- WORK TO BE COMPLETED:
What do the lines say from the one containing "Transcribe this image's" to the end of the records? Restate them word for word, and only those.

- EXERCISE MATERIALS:
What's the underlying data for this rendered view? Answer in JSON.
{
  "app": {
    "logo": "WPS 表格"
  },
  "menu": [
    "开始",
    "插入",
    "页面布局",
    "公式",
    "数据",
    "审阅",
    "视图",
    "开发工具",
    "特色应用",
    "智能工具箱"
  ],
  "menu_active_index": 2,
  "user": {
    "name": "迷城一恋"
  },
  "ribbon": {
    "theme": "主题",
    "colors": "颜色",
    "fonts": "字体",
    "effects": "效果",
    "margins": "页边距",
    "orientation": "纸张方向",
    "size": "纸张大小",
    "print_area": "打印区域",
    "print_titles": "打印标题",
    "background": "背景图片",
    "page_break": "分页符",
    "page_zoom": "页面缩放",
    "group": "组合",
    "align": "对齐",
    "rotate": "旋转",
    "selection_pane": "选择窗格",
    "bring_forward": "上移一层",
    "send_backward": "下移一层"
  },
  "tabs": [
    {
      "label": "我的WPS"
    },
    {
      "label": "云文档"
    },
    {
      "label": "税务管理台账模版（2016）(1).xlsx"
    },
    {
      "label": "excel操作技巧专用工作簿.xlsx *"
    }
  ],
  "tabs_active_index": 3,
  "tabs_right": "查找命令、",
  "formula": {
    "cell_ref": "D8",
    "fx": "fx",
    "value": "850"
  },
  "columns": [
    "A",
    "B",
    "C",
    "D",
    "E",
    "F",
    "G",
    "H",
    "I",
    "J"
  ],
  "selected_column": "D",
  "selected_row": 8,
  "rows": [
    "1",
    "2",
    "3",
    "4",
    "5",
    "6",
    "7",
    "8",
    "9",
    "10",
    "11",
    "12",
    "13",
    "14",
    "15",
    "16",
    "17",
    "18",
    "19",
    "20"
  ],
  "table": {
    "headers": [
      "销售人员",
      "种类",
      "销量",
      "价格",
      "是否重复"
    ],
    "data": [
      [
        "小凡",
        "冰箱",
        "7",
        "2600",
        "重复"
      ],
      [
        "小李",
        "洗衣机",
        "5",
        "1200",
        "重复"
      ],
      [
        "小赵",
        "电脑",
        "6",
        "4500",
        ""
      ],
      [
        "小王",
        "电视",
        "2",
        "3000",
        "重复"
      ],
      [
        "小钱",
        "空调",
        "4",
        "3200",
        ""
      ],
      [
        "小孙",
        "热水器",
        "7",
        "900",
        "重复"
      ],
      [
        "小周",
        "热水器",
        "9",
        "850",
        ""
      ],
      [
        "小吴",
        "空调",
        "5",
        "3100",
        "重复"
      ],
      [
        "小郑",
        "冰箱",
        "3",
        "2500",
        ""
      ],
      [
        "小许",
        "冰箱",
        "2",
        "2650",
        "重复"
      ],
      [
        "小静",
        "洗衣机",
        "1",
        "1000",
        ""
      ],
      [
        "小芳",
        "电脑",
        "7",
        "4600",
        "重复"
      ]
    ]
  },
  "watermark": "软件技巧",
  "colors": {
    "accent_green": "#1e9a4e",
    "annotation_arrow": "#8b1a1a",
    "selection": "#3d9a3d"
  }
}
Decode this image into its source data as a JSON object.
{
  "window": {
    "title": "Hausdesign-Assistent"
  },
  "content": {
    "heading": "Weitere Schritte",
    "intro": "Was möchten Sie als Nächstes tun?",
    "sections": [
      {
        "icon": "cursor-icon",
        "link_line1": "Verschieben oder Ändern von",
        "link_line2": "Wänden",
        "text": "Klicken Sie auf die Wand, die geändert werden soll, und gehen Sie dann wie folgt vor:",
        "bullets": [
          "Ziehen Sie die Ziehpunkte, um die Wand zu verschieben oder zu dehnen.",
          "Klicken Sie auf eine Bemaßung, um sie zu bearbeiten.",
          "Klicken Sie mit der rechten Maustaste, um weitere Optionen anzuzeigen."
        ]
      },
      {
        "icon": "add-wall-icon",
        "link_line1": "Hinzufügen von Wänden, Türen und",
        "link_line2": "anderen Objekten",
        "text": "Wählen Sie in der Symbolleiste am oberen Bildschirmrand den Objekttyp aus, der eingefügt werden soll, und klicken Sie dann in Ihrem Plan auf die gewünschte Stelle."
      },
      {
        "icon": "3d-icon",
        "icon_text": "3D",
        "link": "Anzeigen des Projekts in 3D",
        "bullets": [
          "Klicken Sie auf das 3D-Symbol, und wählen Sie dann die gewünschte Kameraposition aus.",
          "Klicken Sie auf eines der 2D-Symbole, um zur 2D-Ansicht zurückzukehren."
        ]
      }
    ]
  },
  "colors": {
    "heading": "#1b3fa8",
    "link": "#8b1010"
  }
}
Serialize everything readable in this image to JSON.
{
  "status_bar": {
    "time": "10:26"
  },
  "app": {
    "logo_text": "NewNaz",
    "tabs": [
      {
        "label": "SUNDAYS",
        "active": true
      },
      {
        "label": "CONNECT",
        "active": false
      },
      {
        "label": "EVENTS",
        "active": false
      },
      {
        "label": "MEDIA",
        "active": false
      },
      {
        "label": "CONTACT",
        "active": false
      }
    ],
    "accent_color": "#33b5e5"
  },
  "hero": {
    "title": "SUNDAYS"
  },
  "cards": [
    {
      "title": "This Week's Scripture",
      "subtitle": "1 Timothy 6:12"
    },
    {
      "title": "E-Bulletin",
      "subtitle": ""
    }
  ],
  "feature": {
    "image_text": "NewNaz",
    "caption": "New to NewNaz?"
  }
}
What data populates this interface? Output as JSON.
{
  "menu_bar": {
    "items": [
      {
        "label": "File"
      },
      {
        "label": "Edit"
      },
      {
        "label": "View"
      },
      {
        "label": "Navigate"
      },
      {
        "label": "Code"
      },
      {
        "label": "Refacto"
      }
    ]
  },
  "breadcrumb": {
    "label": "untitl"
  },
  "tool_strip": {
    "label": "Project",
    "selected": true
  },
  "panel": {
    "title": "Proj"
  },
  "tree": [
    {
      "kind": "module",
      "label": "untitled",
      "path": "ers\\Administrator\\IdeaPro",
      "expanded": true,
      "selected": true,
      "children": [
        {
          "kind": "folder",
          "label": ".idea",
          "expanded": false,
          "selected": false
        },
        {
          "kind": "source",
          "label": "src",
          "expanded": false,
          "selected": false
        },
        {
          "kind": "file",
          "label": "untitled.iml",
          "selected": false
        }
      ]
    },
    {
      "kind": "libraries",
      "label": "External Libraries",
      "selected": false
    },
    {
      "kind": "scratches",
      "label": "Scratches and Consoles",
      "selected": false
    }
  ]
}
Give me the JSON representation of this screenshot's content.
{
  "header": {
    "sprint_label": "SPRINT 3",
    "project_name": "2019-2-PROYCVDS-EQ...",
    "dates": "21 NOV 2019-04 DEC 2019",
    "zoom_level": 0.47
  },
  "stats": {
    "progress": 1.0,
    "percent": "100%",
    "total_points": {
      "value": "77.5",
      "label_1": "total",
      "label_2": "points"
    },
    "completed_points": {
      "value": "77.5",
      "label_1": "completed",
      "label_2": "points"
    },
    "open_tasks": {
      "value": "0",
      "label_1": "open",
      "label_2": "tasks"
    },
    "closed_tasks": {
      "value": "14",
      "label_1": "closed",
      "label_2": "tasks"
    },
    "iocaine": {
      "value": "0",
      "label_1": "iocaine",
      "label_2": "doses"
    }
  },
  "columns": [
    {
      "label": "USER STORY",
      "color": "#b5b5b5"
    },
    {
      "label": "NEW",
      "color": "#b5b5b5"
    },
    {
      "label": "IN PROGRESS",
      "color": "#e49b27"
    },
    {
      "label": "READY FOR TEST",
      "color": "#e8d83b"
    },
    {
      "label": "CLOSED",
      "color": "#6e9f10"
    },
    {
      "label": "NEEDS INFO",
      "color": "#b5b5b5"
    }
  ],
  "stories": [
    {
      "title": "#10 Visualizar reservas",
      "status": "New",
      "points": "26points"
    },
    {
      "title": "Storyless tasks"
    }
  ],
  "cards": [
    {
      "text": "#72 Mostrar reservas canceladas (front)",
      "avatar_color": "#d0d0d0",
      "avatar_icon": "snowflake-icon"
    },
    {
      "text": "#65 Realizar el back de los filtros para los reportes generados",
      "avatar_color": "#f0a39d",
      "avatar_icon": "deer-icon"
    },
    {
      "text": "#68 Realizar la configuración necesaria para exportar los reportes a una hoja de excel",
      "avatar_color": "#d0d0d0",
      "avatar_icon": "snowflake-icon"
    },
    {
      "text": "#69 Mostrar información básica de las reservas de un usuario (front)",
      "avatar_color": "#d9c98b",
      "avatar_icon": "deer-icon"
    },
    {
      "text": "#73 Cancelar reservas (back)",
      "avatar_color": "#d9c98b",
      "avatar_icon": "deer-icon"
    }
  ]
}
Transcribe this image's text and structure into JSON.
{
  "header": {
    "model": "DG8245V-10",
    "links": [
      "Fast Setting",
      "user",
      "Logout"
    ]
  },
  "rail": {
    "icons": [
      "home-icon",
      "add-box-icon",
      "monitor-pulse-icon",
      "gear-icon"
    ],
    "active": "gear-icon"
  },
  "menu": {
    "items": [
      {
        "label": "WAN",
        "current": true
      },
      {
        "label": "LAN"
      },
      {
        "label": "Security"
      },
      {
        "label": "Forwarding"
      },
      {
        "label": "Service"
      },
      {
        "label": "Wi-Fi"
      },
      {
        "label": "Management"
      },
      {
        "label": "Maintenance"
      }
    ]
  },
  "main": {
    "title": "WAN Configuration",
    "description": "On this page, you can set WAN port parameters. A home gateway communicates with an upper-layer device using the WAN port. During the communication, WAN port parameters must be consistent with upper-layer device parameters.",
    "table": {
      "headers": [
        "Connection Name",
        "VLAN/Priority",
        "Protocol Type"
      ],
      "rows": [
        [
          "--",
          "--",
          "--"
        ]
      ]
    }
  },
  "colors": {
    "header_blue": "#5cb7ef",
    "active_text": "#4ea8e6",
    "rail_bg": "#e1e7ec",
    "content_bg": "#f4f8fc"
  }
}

- RESULT FOR THIS TASK:
Transcribe this image's text and structure into JSON.
{
  "header": {
    "model": "DG8245V-10",
    "links": [
      "Fast Setting",
      "user",
      "Logout"
    ]
  },
  "rail": {
    "icons": [
      "home-icon",
      "add-box-icon",
      "monitor-pulse-icon",
      "gear-icon"
    ],
    "active": "gear-icon"
  },
  "menu": {
    "items": [
      {
        "label": "WAN",
        "current": true
      },
      {
        "label": "LAN"
      },
      {
        "label": "Security"
      },
      {
        "label": "Forwarding"
      },
      {
        "label": "Service"
      },
      {
        "label": "Wi-Fi"
      },
      {
        "label": "Management"
      },
      {
        "label": "Maintenance"
      }
    ]
  },
  "main": {
    "title": "WAN Configuration",
    "description": "On this page, you can set WAN port parameters. A home gateway communicates with an upper-layer device using the WAN port. During the communication, WAN port parameters must be consistent with upper-layer device parameters.",
    "table": {
      "headers": [
        "Connection Name",
        "VLAN/Priority",
        "Protocol Type"
      ],
      "rows": [
        [
          "--",
          "--",
          "--"
        ]
      ]
    }
  },
  "colors": {
    "header_blue": "#5cb7ef",
    "active_text": "#4ea8e6",
    "rail_bg": "#e1e7ec",
    "content_bg": "#f4f8fc"
  }
}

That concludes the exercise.